Today we publish our five-year plan – ‘Improving health and wellbeing: Locally and globally 2014-2019’. The publication outlines our plans for the next five years to achieve continued excellence in research, education and patient care.
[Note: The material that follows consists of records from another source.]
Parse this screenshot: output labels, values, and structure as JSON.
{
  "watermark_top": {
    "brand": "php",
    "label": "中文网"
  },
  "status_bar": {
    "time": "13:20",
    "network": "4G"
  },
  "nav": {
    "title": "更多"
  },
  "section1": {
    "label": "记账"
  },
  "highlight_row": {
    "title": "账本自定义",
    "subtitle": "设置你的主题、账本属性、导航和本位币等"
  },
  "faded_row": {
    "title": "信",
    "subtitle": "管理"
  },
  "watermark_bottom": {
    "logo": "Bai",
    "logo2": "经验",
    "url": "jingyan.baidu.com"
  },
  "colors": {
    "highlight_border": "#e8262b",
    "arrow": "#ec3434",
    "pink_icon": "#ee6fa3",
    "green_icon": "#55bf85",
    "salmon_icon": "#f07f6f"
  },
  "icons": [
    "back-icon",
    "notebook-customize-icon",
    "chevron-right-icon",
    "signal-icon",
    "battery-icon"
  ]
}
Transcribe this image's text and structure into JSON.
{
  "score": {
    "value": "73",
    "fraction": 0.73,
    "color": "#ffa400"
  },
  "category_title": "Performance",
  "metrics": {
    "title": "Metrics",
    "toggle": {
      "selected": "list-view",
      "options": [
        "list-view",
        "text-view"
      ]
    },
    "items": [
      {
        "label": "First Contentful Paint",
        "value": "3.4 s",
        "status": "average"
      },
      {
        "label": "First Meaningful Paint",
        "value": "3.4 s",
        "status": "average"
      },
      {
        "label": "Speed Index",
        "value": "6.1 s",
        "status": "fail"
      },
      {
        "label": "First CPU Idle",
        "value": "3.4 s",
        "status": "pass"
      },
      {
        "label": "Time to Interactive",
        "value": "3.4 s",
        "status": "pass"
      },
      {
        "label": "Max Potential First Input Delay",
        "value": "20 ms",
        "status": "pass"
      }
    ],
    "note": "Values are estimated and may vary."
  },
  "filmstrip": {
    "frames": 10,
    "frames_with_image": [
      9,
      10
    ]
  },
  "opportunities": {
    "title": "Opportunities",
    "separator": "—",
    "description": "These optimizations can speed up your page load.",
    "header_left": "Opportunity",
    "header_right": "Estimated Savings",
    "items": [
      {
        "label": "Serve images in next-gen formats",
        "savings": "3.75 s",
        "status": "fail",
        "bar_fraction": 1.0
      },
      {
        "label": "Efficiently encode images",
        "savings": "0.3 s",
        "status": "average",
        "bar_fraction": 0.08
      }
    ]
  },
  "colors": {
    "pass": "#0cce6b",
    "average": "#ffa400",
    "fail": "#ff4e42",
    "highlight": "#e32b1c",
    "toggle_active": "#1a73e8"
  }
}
It can be accessed on our website here.
Applications are now open for the Longitude Prize 2014. The Prize, which has a £10 million prize, has been launched to help solve one of the greatest problems of modern medicine – the rise of bacterial resistance to antibiotics.
Staff members from across King’s Health Partners have been recognised in the Health Service Journal’s ‘Top 50 BME Pioneers’ and ‘Top 50 Innovators’ lists:
The Community for Research Involvement and Support for People with Parkinson’s (CRISP) group has launched a new patient video project.
Only go to A&E when it is absolutely necessary – that is the key message of an eye-catching NHS winter campaign backed by King’s Health Partners.
To mark national Alcohol Awareness Week (17 – 23 November), King’s Health Partners is raising awareness about the pioneering projects in our Alcohol Strategy, which aims to reduce the burden of alcohol across our partner organisations and improve patient outcomes.
The report demonstrates the range and scale of the Charity’s work to improve the health and wellbeing of people living, working or being treated in Lambeth and Southwark.
Writing in the British Medical Journal(BMJ) this week, Addictions Clinical Academic Group (CAG) Leader Professor John Strang welcomed new World Health Organisation (WHO) guidance recommending that patients, families and others who may come into contact with heroin addicts should carry the drug naloxone, an antidote for opiate overdose.
South London and Maudsley (SLaM) is working with NHS England and a number of other health and social care organisations to ensure people in crisis get the best and most appropriate care.
Six leading figures from across King’s Health Partners were recognised in this year’s Health Service Journal (HSJ) Top 100 Clinical Leaders list.
A low-cost Breathlessness Support Service (BSS) led to a better quality of life and higher survival rates for patients with lung disease and cancer, according to a study by a team of researchers at King’s College London and clinicians from King’s College Hospital.